Word for word, copy the records and drop the pictures.
::: Listed records :::
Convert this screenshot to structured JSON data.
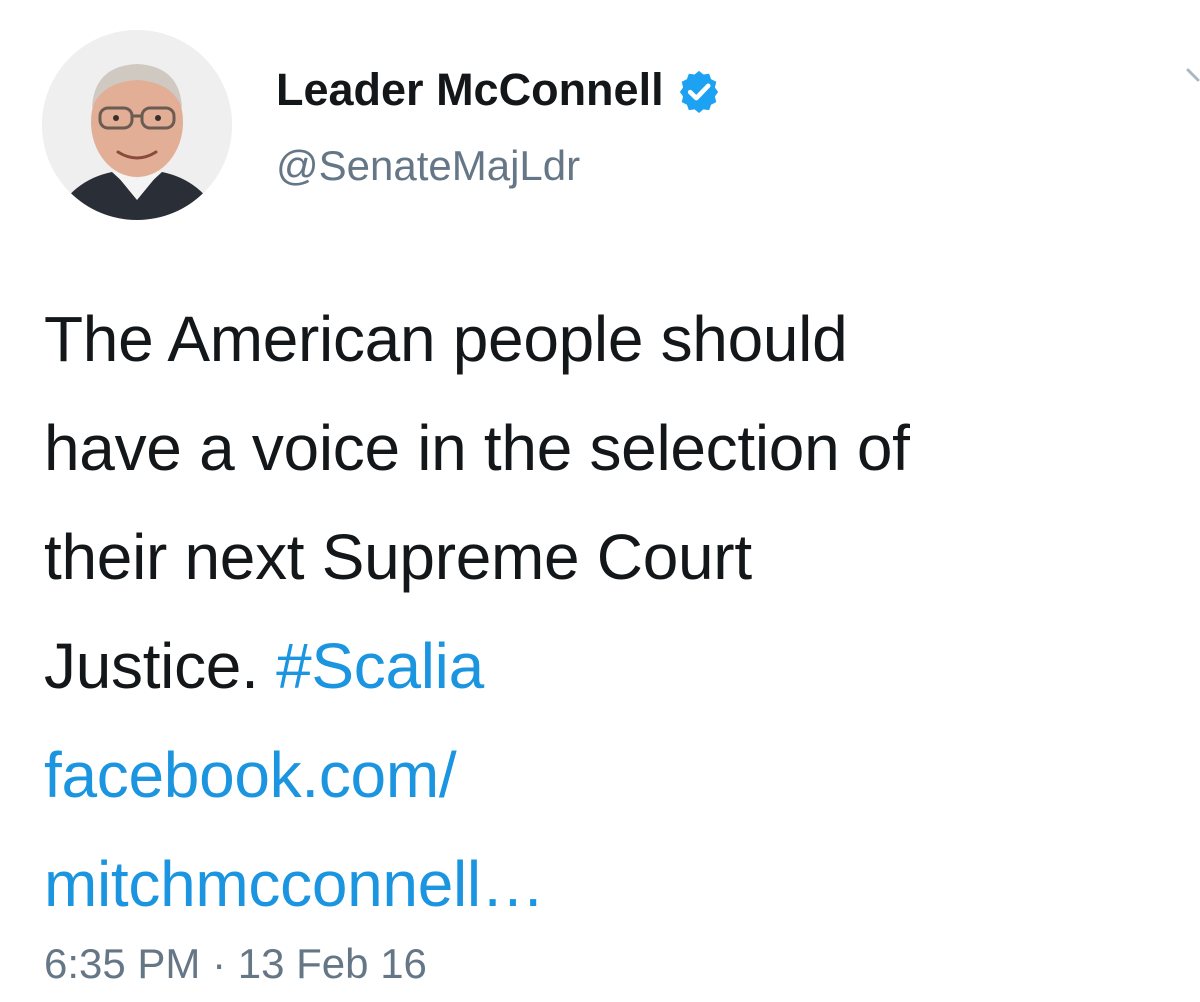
{
  "tweet": {
    "display_name": "Leader McConnell",
    "handle": "@SenateMajLdr",
    "verified_icon": "verified-badge-icon",
    "caret_icon": "chevron-down-icon",
    "text_lines": [
      "The American people should",
      "have a voice in the selection of",
      "their next Supreme Court",
      "Justice."
    ],
    "hashtag": "#Scalia",
    "link_lines": [
      "facebook.com/",
      "mitchmcconnell…"
    ],
    "time": "6:35 PM",
    "separator": "·",
    "date": "13 Feb 16",
    "colors": {
      "link": "#1b95e0",
      "verified": "#1da1f2",
      "secondary_text": "#657786",
      "primary_text": "#14171a"
    }
  }
}
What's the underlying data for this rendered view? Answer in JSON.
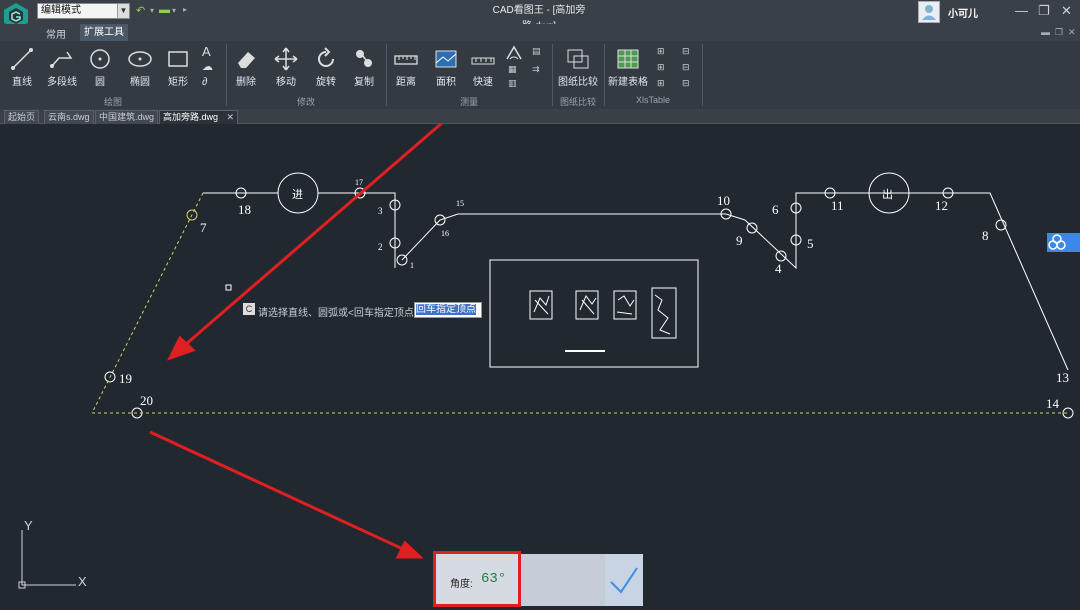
{
  "titlebar": {
    "mode_select": "编辑模式",
    "document_title": "CAD看图王 - [高加旁路.dwg]",
    "user_name": "小可儿"
  },
  "menu_tabs": [
    {
      "label": "常用"
    },
    {
      "label": "扩展工具"
    }
  ],
  "ribbon": {
    "draw_tools": [
      "直线",
      "多段线",
      "圆",
      "椭圆",
      "矩形"
    ],
    "modify_tools": [
      "删除",
      "移动",
      "旋转",
      "复制"
    ],
    "measure_tools": [
      "距离",
      "面积",
      "快速"
    ],
    "compare_tools": [
      "图纸比较"
    ],
    "table_tools": [
      "新建表格"
    ],
    "groups": [
      "绘图",
      "修改",
      "测量",
      "图纸比较",
      "XlsTable"
    ]
  },
  "document_tabs": [
    "起始页",
    "云南s.dwg",
    "中国建筑.dwg",
    "高加旁路.dwg"
  ],
  "drawing": {
    "entry_label": "进",
    "exit_label": "出",
    "point_labels": [
      "1",
      "2",
      "3",
      "4",
      "5",
      "6",
      "7",
      "8",
      "9",
      "10",
      "11",
      "12",
      "13",
      "14",
      "15",
      "16",
      "17",
      "18",
      "19",
      "20"
    ]
  },
  "prompt": {
    "text": "请选择直线、圆弧或<回车指定顶点>",
    "input": "回车指定顶点"
  },
  "result": {
    "angle_label": "角度:",
    "angle_value": "63°"
  },
  "axes": {
    "y": "Y",
    "x": "X"
  },
  "colors": {
    "canvas": "#212830",
    "highlight_red": "#e02020",
    "accent_blue": "#3b88e6",
    "dashed_yellow": "#d8d26a"
  }
}
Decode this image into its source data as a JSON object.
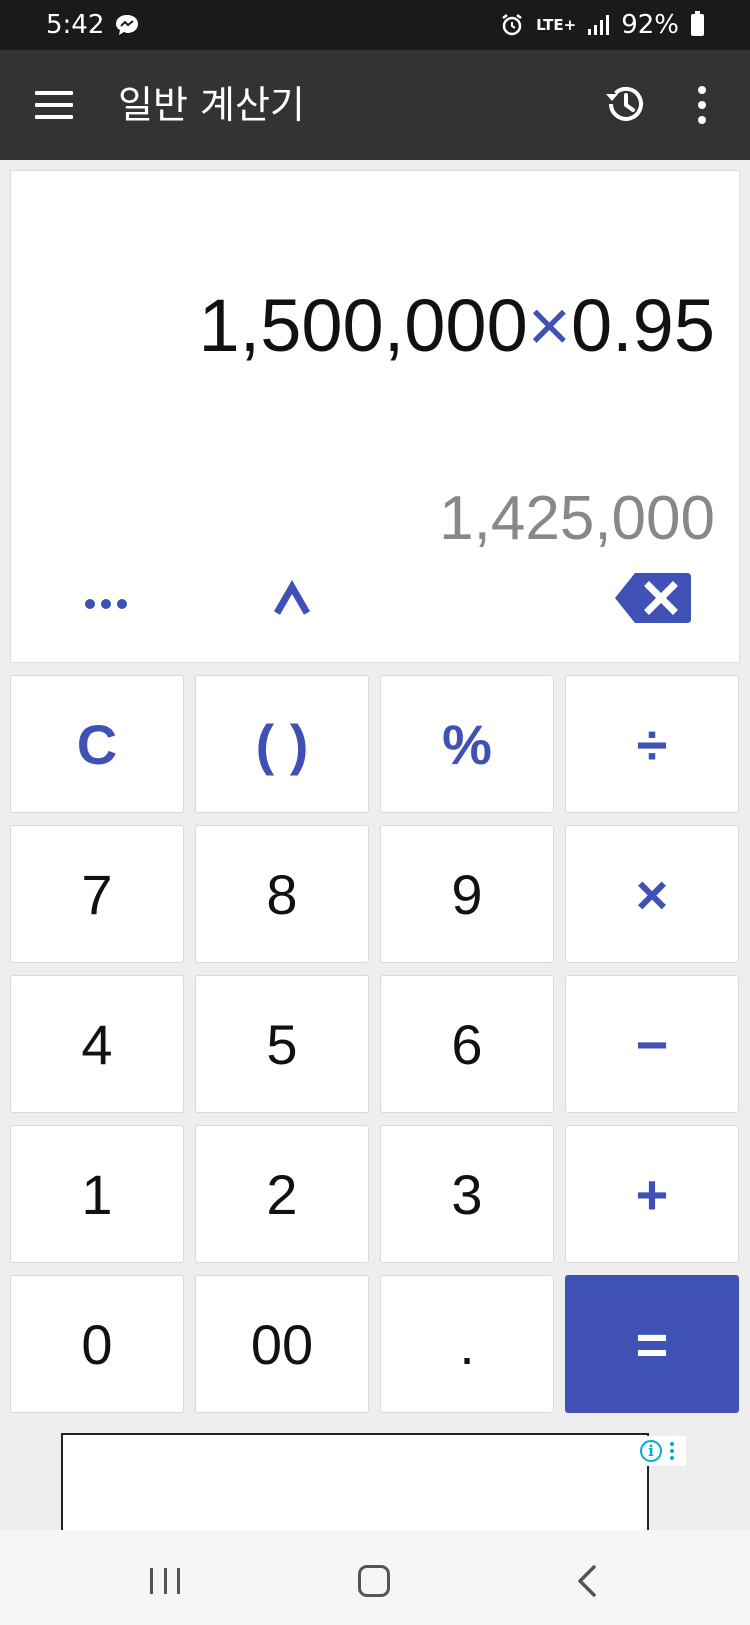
{
  "status_bar": {
    "time": "5:42",
    "network": "LTE+",
    "battery": "92%"
  },
  "app_bar": {
    "title": "일반 계산기"
  },
  "display": {
    "expression_left": "1,500,000",
    "expression_operator": "×",
    "expression_right": "0.95",
    "result": "1,425,000"
  },
  "keypad": {
    "rows": [
      [
        "C",
        "( )",
        "%",
        "÷"
      ],
      [
        "7",
        "8",
        "9",
        "×"
      ],
      [
        "4",
        "5",
        "6",
        "−"
      ],
      [
        "1",
        "2",
        "3",
        "+"
      ],
      [
        "0",
        "00",
        ".",
        "="
      ]
    ]
  },
  "ad": {
    "info_glyph": "i"
  },
  "colors": {
    "accent": "#3f51b5",
    "app_bar": "#333333",
    "status_bar": "#1a1a1a",
    "result_text": "#888888",
    "ad_accent": "#00aecd"
  },
  "icons": {
    "menu": "menu-icon",
    "history": "history-icon",
    "more": "more-vert-icon",
    "backspace": "backspace-icon",
    "expand": "caret-up-icon",
    "options": "more-horiz-icon"
  }
}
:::
#### Output of the exercise
Convert this screenshot to structured JSON data.
{
  "tweet": {
    "display_name": "Leader McConnell",
    "handle": "@SenateMajLdr",
    "verified_icon": "verified-badge-icon",
    "caret_icon": "chevron-down-icon",
    "text_lines": [
      "The American people should",
      "have a voice in the selection of",
      "their next Supreme Court",
      "Justice."
    ],
    "hashtag": "#Scalia",
    "link_lines": [
      "facebook.com/",
      "mitchmcconnell…"
    ],
    "time": "6:35 PM",
    "separator": "·",
    "date": "13 Feb 16",
    "colors": {
      "link": "#1b95e0",
      "verified": "#1da1f2",
      "secondary_text": "#657786",
      "primary_text": "#14171a"
    }
  }
}
What's the underlying data for this rendered view? Answer in JSON.
{
  "titlebar": {
    "mode_select": "编辑模式",
    "document_title": "CAD看图王 - [高加旁路.dwg]",
    "user_name": "小可儿"
  },
  "menu_tabs": [
    {
      "label": "常用"
    },
    {
      "label": "扩展工具"
    }
  ],
  "ribbon": {
    "draw_tools": [
      "直线",
      "多段线",
      "圆",
      "椭圆",
      "矩形"
    ],
    "modify_tools": [
      "删除",
      "移动",
      "旋转",
      "复制"
    ],
    "measure_tools": [
      "距离",
      "面积",
      "快速"
    ],
    "compare_tools": [
      "图纸比较"
    ],
    "table_tools": [
      "新建表格"
    ],
    "groups": [
      "绘图",
      "修改",
      "测量",
      "图纸比较",
      "XlsTable"
    ]
  },
  "document_tabs": [
    "起始页",
    "云南s.dwg",
    "中国建筑.dwg",
    "高加旁路.dwg"
  ],
  "drawing": {
    "entry_label": "进",
    "exit_label": "出",
    "point_labels": [
      "1",
      "2",
      "3",
      "4",
      "5",
      "6",
      "7",
      "8",
      "9",
      "10",
      "11",
      "12",
      "13",
      "14",
      "15",
      "16",
      "17",
      "18",
      "19",
      "20"
    ]
  },
  "prompt": {
    "text": "请选择直线、圆弧或<回车指定顶点>",
    "input": "回车指定顶点"
  },
  "result": {
    "angle_label": "角度:",
    "angle_value": "63°"
  },
  "axes": {
    "y": "Y",
    "x": "X"
  },
  "colors": {
    "canvas": "#212830",
    "highlight_red": "#e02020",
    "accent_blue": "#3b88e6",
    "dashed_yellow": "#d8d26a"
  }
}
Decode this image into its source data as a JSON object.
{
  "status_bar": {
    "time": "5:42",
    "network": "LTE+",
    "battery": "92%"
  },
  "app_bar": {
    "title": "일반 계산기"
  },
  "display": {
    "expression_left": "1,500,000",
    "expression_operator": "×",
    "expression_right": "0.95",
    "result": "1,425,000"
  },
  "keypad": {
    "rows": [
      [
        "C",
        "( )",
        "%",
        "÷"
      ],
      [
        "7",
        "8",
        "9",
        "×"
      ],
      [
        "4",
        "5",
        "6",
        "−"
      ],
      [
        "1",
        "2",
        "3",
        "+"
      ],
      [
        "0",
        "00",
        ".",
        "="
      ]
    ]
  },
  "ad": {
    "info_glyph": "i"
  },
  "colors": {
    "accent": "#3f51b5",
    "app_bar": "#333333",
    "status_bar": "#1a1a1a",
    "result_text": "#888888",
    "ad_accent": "#00aecd"
  },
  "icons": {
    "menu": "menu-icon",
    "history": "history-icon",
    "more": "more-vert-icon",
    "backspace": "backspace-icon",
    "expand": "caret-up-icon",
    "options": "more-horiz-icon"
  }
}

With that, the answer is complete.